* [REQUIRED ACTION] Restate the full set of records exactly, without adding or dropping a word.

* [INFORMATION]
--*--

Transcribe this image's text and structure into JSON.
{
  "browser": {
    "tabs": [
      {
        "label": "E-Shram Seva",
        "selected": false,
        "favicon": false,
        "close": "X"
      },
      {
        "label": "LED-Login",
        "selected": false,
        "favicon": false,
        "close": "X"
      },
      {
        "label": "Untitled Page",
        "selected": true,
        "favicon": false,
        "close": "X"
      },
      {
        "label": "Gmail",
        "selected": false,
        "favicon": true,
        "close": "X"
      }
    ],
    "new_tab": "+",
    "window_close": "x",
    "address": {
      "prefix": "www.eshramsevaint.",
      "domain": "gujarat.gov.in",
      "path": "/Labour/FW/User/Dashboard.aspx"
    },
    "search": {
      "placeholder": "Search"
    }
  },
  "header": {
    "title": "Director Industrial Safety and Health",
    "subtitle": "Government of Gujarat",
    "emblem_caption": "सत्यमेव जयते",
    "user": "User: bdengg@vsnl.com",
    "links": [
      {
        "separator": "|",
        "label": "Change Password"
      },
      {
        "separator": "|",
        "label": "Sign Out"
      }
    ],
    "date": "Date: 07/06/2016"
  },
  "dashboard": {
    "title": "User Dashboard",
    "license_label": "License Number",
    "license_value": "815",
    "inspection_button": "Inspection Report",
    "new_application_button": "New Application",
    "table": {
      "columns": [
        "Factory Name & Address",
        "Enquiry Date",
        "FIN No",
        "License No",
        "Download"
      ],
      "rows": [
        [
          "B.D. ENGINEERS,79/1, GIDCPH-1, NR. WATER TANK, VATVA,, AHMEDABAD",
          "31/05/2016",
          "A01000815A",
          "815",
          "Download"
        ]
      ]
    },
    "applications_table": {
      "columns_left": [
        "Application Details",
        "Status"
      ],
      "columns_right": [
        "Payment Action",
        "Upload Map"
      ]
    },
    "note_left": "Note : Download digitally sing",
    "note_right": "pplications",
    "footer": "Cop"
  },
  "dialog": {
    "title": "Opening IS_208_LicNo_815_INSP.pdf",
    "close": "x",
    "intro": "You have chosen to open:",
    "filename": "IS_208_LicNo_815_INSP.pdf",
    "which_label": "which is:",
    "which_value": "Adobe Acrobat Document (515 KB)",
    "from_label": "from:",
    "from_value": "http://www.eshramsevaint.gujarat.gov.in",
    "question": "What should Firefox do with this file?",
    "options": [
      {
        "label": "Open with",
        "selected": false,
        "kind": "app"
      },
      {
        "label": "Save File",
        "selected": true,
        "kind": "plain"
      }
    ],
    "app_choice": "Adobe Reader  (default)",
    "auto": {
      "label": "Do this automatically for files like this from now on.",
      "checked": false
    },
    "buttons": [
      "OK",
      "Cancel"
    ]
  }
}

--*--

* [SOLUTION FOR THIS PROBLEM]
Transcribe this image's text and structure into JSON.
{
  "browser": {
    "tabs": [
      {
        "label": "E-Shram Seva",
        "selected": false,
        "favicon": false,
        "close": "X"
      },
      {
        "label": "LED-Login",
        "selected": false,
        "favicon": false,
        "close": "X"
      },
      {
        "label": "Untitled Page",
        "selected": true,
        "favicon": false,
        "close": "X"
      },
      {
        "label": "Gmail",
        "selected": false,
        "favicon": true,
        "close": "X"
      }
    ],
    "new_tab": "+",
    "window_close": "x",
    "address": {
      "prefix": "www.eshramsevaint.",
      "domain": "gujarat.gov.in",
      "path": "/Labour/FW/User/Dashboard.aspx"
    },
    "search": {
      "placeholder": "Search"
    }
  },
  "header": {
    "title": "Director Industrial Safety and Health",
    "subtitle": "Government of Gujarat",
    "emblem_caption": "सत्यमेव जयते",
    "user": "User: bdengg@vsnl.com",
    "links": [
      {
        "separator": "|",
        "label": "Change Password"
      },
      {
        "separator": "|",
        "label": "Sign Out"
      }
    ],
    "date": "Date: 07/06/2016"
  },
  "dashboard": {
    "title": "User Dashboard",
    "license_label": "License Number",
    "license_value": "815",
    "inspection_button": "Inspection Report",
    "new_application_button": "New Application",
    "table": {
      "columns": [
        "Factory Name & Address",
        "Enquiry Date",
        "FIN No",
        "License No",
        "Download"
      ],
      "rows": [
        [
          "B.D. ENGINEERS,79/1, GIDCPH-1, NR. WATER TANK, VATVA,, AHMEDABAD",
          "31/05/2016",
          "A01000815A",
          "815",
          "Download"
        ]
      ]
    },
    "applications_table": {
      "columns_left": [
        "Application Details",
        "Status"
      ],
      "columns_right": [
        "Payment Action",
        "Upload Map"
      ]
    },
    "note_left": "Note : Download digitally sing",
    "note_right": "pplications",
    "footer": "Cop"
  },
  "dialog": {
    "title": "Opening IS_208_LicNo_815_INSP.pdf",
    "close": "x",
    "intro": "You have chosen to open:",
    "filename": "IS_208_LicNo_815_INSP.pdf",
    "which_label": "which is:",
    "which_value": "Adobe Acrobat Document (515 KB)",
    "from_label": "from:",
    "from_value": "http://www.eshramsevaint.gujarat.gov.in",
    "question": "What should Firefox do with this file?",
    "options": [
      {
        "label": "Open with",
        "selected": false,
        "kind": "app"
      },
      {
        "label": "Save File",
        "selected": true,
        "kind": "plain"
      }
    ],
    "app_choice": "Adobe Reader  (default)",
    "auto": {
      "label": "Do this automatically for files like this from now on.",
      "checked": false
    },
    "buttons": [
      "OK",
      "Cancel"
    ]
  }
}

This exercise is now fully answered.